**Exercise materials:**
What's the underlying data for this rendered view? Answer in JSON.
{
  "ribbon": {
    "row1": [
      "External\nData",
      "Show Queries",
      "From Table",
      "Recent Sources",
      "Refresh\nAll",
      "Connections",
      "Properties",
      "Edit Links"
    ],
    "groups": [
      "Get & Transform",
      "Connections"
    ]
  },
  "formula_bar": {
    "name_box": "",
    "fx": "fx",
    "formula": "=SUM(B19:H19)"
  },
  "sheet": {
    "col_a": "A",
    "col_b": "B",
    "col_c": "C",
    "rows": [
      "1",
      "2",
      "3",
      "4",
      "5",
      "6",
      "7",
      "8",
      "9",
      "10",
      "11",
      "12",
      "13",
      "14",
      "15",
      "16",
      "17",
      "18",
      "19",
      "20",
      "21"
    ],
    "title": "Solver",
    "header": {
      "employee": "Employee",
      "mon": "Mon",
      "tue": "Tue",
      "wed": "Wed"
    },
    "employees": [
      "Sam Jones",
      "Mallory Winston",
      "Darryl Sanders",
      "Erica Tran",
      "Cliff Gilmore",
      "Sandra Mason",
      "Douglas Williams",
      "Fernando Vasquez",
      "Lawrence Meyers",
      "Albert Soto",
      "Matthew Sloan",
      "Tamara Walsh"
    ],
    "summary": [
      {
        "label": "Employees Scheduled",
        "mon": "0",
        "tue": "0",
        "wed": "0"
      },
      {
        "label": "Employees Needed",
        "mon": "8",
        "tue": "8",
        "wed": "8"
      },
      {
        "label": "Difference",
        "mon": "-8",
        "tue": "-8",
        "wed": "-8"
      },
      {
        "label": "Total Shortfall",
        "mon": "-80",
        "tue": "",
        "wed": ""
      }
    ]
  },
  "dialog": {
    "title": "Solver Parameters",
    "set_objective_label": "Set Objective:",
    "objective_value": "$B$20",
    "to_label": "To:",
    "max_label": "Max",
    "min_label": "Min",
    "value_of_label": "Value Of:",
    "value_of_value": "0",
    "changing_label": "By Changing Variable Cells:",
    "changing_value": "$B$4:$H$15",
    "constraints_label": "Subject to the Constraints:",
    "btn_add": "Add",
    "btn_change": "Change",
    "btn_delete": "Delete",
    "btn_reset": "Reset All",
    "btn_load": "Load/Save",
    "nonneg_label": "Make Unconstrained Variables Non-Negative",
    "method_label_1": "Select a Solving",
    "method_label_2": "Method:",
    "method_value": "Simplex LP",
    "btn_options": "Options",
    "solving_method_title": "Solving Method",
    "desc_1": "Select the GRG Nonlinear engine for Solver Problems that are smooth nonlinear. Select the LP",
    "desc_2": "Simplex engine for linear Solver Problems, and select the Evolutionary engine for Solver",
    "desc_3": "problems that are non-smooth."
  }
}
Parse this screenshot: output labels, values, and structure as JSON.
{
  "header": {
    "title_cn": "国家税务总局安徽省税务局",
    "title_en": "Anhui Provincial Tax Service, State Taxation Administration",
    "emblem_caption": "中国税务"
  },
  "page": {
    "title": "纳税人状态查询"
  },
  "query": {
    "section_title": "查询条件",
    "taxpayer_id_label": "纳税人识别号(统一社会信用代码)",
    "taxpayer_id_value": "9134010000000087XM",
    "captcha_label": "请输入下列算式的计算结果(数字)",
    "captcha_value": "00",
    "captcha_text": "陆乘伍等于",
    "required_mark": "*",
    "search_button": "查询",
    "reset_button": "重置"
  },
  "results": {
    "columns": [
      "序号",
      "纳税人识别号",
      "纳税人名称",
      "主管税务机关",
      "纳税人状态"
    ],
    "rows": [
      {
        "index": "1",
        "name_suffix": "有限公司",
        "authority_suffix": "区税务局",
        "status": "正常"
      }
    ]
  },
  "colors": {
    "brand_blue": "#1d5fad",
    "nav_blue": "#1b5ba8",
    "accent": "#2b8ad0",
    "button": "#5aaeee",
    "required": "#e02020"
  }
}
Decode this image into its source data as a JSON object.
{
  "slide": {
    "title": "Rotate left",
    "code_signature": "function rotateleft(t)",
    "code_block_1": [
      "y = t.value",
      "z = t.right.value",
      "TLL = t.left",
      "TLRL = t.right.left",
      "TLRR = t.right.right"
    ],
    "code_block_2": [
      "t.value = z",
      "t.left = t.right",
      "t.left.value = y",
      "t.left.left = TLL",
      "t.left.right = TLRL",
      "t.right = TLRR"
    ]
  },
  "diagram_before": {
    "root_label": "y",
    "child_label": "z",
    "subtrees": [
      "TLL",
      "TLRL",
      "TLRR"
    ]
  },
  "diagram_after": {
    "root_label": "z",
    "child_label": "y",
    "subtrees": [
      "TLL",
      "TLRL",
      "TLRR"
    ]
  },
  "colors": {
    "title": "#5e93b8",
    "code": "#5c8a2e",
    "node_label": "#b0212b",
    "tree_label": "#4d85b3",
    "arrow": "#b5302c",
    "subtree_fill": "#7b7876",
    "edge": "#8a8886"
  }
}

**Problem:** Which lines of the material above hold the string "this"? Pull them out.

**Exercise result:**
What's the underlying data for this rendered view? Answer in JSON.
Parse this screenshot: output labels, values, and structure as JSON.
Decode this image into its source data as a JSON object.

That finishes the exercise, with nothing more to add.